No food or drink a minimum of 8 hours prior to a Gastric Emptying Scan. Tell your doctor if you are diabetic, as special arrangements may be required. Discontinue Reglan for 24 hours prior to your exam. Sedatives and narcotics should be discontinued 12 hours prior to your exam.

Since the imaging room can be cold, please wear warm, comfortable clothes.

No food or drink 4 hours prior to scan. No pain medication should be taken 4 hours prior to scan. Since the imaging room can be cold, please wear warm, comfortable clothes.
There is no prep for this exam. Since the imaging room can be cold, please wear warm, comfortable clothes.

No food or drink 4 hours prior to scan. Discontinue the following medications for the length of time indicated:

  • One Week – Methimazole (Tapazole), Carbimazole, Multivitamins
  • Two Weeks – Triiodothronine (Cytomel), Prolthiouracil (PTU)
  • Three Weeks – Lougol’s Solution, Potassium Iodide Solution (SSKI), Topical Iodine (surgical skin prep)
  • Four Weeks – Synthroid (Levothyroxine), Thyroxine, Elctroxin, Levoxine, Iodinated Contrast Agents
  • Three Months – Amiodarone

 

Since the imaging room can be cold, please wear warm, comfortable clothes.

The Surgeons office will provide your prep instructions.
There is no prep for this exam.
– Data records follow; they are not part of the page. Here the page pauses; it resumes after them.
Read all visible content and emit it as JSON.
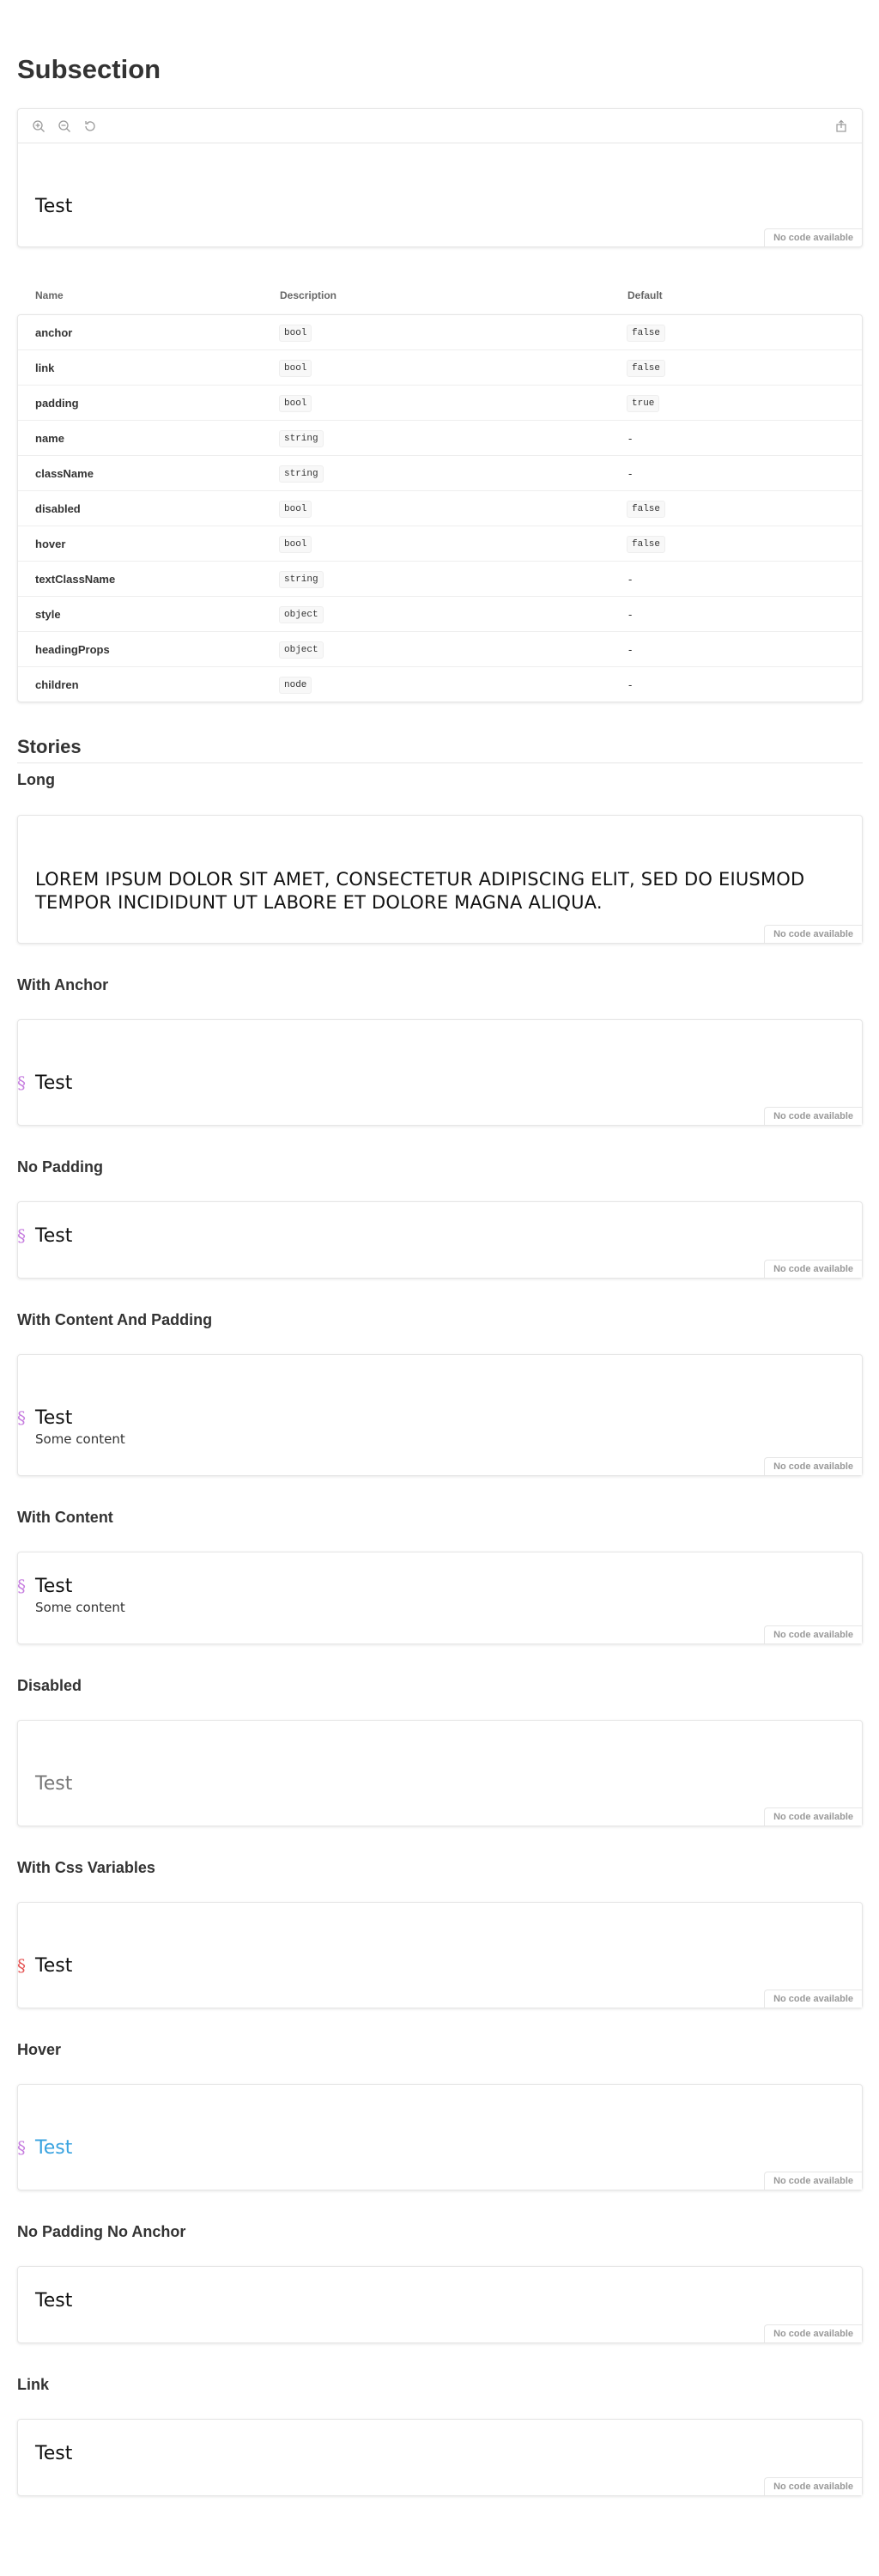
{
  "page": {
    "title": "Subsection"
  },
  "preview": {
    "tools": {
      "zoom_in": "zoom-in-icon",
      "zoom_out": "zoom-out-icon",
      "reset": "reset-zoom-icon",
      "share": "share-icon"
    },
    "heading": "Test",
    "no_code": "No code available"
  },
  "props_table": {
    "headers": {
      "name": "Name",
      "description": "Description",
      "default": "Default"
    },
    "rows": [
      {
        "name": "anchor",
        "type": "bool",
        "default": "false",
        "default_is_code": true
      },
      {
        "name": "link",
        "type": "bool",
        "default": "false",
        "default_is_code": true
      },
      {
        "name": "padding",
        "type": "bool",
        "default": "true",
        "default_is_code": true
      },
      {
        "name": "name",
        "type": "string",
        "default": "-",
        "default_is_code": false
      },
      {
        "name": "className",
        "type": "string",
        "default": "-",
        "default_is_code": false
      },
      {
        "name": "disabled",
        "type": "bool",
        "default": "false",
        "default_is_code": true
      },
      {
        "name": "hover",
        "type": "bool",
        "default": "false",
        "default_is_code": true
      },
      {
        "name": "textClassName",
        "type": "string",
        "default": "-",
        "default_is_code": false
      },
      {
        "name": "style",
        "type": "object",
        "default": "-",
        "default_is_code": false
      },
      {
        "name": "headingProps",
        "type": "object",
        "default": "-",
        "default_is_code": false
      },
      {
        "name": "children",
        "type": "node",
        "default": "-",
        "default_is_code": false
      }
    ]
  },
  "stories": {
    "title": "Stories",
    "anchor_symbol": "§",
    "no_code": "No code available",
    "items": [
      {
        "title": "Long",
        "heading": "LOREM IPSUM DOLOR SIT AMET, CONSECTETUR ADIPISCING ELIT, SED DO EIUSMOD TEMPOR INCIDIDUNT UT LABORE ET DOLORE MAGNA ALIQUA."
      },
      {
        "title": "With Anchor",
        "heading": "Test"
      },
      {
        "title": "No Padding",
        "heading": "Test"
      },
      {
        "title": "With Content And Padding",
        "heading": "Test",
        "content": "Some content"
      },
      {
        "title": "With Content",
        "heading": "Test",
        "content": "Some content"
      },
      {
        "title": "Disabled",
        "heading": "Test"
      },
      {
        "title": "With Css Variables",
        "heading": "Test"
      },
      {
        "title": "Hover",
        "heading": "Test"
      },
      {
        "title": "No Padding No Anchor",
        "heading": "Test"
      },
      {
        "title": "Link",
        "heading": "Test"
      }
    ]
  },
  "colors": {
    "anchor": "#c67ddf",
    "anchor_css_var": "#e55555",
    "hover": "#3aa3e0",
    "disabled": "#777777",
    "border": "#e6e6e6"
  }
}
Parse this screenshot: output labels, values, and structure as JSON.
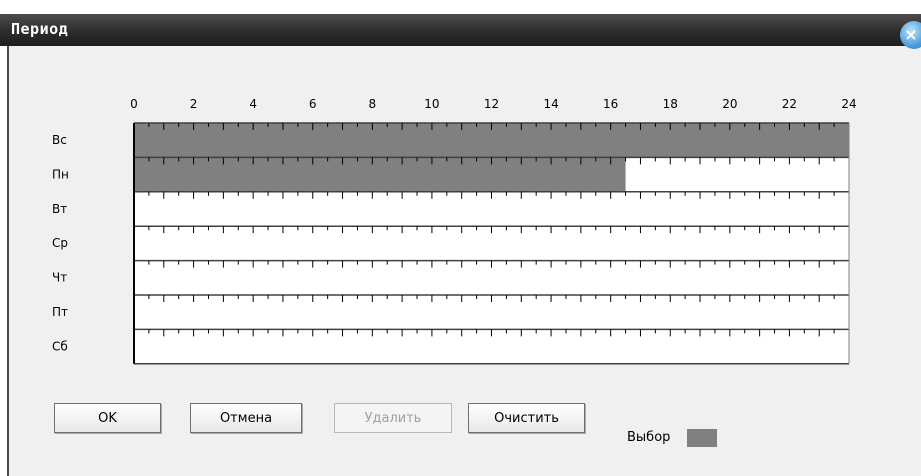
{
  "dialog": {
    "title": "Период",
    "close_icon": "close-icon"
  },
  "schedule": {
    "hours_max": 24,
    "hour_labels": [
      "0",
      "2",
      "4",
      "6",
      "8",
      "10",
      "12",
      "14",
      "16",
      "18",
      "20",
      "22",
      "24"
    ],
    "days": [
      {
        "label": "Вс",
        "selected_hours": [
          0,
          24
        ]
      },
      {
        "label": "Пн",
        "selected_hours": [
          0,
          16.5
        ]
      },
      {
        "label": "Вт",
        "selected_hours": null
      },
      {
        "label": "Ср",
        "selected_hours": null
      },
      {
        "label": "Чт",
        "selected_hours": null
      },
      {
        "label": "Пт",
        "selected_hours": null
      },
      {
        "label": "Сб",
        "selected_hours": null
      }
    ],
    "selected_color": "#808080"
  },
  "buttons": {
    "ok": "OK",
    "cancel": "Отмена",
    "delete": "Удалить",
    "clear": "Очистить"
  },
  "legend": {
    "label": "Выбор",
    "color": "#808080"
  }
}
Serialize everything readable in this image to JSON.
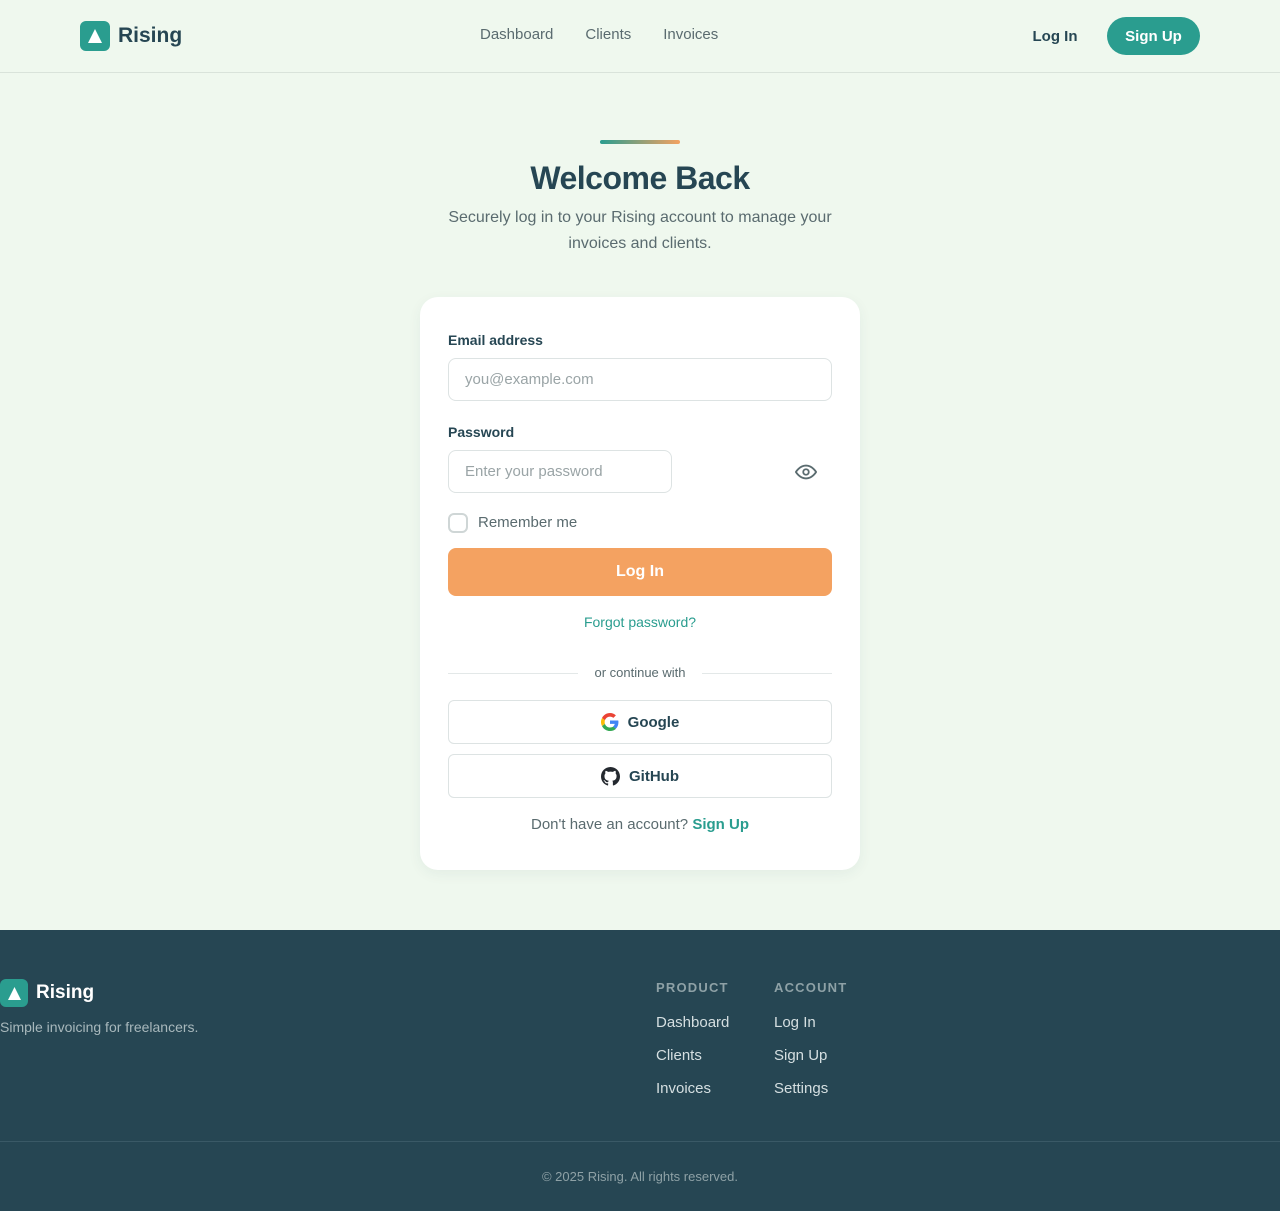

Since the imaging room can be cold, please wear warm, comfortable clothes.
No caffeine, alcohol, or nicotine for a minimum of 24 hours before your exam.

Do you have any questions?

We understand that people looking for various exams may have a lot of questions, please do not hesitate to contact us so that we can walk with you during this trying time.